Fair Anita was launched in January 2014, and features jewelry, clothing and other accessories made by women across the world. “I do most of the design work, and then they’re making it,” McBrien says. “Everything is fair trade,” which means it follows rules such as fair wages, good working conditions, environmentally friendly and more.
“We work with women in 16 countries,” she says, in South America, Africa, Central America and Asia. And what makes Fair Anita products different from other Fair Trade jewelry and accessories is accessibility. As a 20-something, McBrien would want to buy Fair Trade items, but either would find “Fair Trade stuff that I liked but was crazy expensive,” or simply wasn’t the style for a young adult. “So a lot of our products are mainstream.”
One of the most popular collections is the India Collection, which features items like the Dark Drama beaded necklace with leather, for $24, and the Izzy triangle stud earrings in various colors for just $12. The women who make these items are paid three times the minimum wage offered in their own countries; they are also given health insurance, welfare assistance for extended family and educational scholarships for themselves and their children.
Another popular collection is from Ethiopia, which features beads made from bullet casings ($16). The women, who have HIV/AIDS or fistula (caused by genital mutilation), are “going out, collecting the bullet casings from the Ethiopian-Eritrean war; they melt them down, make the beads, then make the jewelry,” McBrien says.

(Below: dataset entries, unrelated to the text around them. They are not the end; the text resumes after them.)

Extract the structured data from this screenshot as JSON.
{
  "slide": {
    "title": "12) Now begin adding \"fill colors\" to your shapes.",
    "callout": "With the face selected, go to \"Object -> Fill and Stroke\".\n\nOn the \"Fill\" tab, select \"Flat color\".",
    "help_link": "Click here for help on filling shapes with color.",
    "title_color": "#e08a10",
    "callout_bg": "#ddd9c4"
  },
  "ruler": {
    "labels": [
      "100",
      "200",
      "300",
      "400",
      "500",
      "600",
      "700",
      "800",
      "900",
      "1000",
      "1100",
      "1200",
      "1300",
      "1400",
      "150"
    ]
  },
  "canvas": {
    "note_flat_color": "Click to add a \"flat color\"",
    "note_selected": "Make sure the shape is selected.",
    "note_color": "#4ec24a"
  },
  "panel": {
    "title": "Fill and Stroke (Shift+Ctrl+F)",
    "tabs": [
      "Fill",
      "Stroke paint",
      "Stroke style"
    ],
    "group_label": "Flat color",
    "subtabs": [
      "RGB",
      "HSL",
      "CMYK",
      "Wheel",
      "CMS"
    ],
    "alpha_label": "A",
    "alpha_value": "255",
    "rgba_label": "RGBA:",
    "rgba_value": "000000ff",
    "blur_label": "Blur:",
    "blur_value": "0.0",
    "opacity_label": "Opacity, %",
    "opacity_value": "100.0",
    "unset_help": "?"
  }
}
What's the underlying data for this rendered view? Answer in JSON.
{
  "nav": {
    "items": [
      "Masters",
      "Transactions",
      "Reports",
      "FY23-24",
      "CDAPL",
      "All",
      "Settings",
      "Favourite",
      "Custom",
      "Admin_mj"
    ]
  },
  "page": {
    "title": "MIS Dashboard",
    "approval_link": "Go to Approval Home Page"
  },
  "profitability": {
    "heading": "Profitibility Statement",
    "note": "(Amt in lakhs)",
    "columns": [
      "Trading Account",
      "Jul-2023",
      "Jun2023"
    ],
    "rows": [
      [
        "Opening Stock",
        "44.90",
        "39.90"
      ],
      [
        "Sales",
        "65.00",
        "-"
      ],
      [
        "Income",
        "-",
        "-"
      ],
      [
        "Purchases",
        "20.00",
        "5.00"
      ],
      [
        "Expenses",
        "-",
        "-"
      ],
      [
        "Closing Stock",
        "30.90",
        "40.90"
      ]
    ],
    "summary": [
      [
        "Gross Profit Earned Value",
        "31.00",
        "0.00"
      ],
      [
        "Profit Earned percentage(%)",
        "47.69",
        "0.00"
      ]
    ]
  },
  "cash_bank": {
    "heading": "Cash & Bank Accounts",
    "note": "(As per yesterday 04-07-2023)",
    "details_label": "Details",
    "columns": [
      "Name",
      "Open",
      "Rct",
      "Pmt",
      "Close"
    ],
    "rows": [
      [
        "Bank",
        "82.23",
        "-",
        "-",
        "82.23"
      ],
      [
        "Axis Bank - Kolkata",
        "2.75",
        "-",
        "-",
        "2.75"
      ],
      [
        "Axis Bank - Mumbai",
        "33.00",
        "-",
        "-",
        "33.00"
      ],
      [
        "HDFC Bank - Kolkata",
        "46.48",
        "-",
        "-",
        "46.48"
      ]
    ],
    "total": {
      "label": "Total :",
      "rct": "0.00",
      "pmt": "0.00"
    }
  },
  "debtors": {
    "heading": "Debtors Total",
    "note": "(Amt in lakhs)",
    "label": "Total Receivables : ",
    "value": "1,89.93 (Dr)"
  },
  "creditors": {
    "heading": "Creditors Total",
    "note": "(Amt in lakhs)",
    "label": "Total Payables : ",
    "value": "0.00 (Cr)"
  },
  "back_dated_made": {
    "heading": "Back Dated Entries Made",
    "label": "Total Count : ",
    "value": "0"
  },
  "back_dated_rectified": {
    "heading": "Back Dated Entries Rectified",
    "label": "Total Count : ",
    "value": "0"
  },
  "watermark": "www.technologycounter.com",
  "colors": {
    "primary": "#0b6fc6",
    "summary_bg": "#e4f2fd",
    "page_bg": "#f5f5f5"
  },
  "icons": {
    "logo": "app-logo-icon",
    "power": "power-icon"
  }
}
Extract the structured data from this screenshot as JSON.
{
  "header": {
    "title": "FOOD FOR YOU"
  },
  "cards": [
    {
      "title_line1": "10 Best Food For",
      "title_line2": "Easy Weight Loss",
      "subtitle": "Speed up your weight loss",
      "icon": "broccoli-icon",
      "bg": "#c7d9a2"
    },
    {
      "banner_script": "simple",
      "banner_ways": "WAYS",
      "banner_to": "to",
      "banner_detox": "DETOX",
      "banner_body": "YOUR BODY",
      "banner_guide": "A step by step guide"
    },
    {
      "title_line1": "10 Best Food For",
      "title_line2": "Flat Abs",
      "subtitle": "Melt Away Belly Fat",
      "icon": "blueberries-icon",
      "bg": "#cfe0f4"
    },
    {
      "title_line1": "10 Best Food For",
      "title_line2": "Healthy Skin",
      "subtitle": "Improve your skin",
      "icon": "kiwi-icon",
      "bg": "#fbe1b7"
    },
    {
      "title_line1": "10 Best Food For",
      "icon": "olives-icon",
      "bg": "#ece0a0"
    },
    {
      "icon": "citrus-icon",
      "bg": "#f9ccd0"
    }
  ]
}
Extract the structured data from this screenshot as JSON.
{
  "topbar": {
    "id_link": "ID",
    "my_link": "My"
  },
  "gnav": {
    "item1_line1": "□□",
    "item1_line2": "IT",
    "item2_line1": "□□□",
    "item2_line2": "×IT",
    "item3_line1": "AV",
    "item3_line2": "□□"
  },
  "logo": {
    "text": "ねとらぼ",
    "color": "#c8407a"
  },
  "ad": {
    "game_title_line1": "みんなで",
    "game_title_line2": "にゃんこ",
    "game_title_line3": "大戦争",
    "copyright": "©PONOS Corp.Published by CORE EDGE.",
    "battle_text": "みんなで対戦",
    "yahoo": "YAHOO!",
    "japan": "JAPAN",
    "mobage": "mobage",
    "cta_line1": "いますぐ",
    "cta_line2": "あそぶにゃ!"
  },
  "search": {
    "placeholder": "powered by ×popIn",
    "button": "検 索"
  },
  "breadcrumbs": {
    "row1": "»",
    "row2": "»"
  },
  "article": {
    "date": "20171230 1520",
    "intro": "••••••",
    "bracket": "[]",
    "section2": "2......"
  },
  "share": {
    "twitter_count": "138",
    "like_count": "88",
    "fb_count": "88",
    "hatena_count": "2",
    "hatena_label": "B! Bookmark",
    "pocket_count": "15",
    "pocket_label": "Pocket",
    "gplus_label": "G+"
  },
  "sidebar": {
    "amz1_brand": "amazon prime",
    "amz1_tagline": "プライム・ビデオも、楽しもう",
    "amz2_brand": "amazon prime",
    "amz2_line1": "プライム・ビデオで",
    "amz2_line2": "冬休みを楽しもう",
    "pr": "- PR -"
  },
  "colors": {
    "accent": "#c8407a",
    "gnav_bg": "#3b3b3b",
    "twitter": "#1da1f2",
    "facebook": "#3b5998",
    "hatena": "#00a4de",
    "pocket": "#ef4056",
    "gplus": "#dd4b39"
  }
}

“Our goal is to just sell as many products as possible, so as many women as possible have these jobs,” McBrien says. While they have undergone trauma and abuse, “These women are crazy talented, they’re so creative, and they’re leaders in their community.”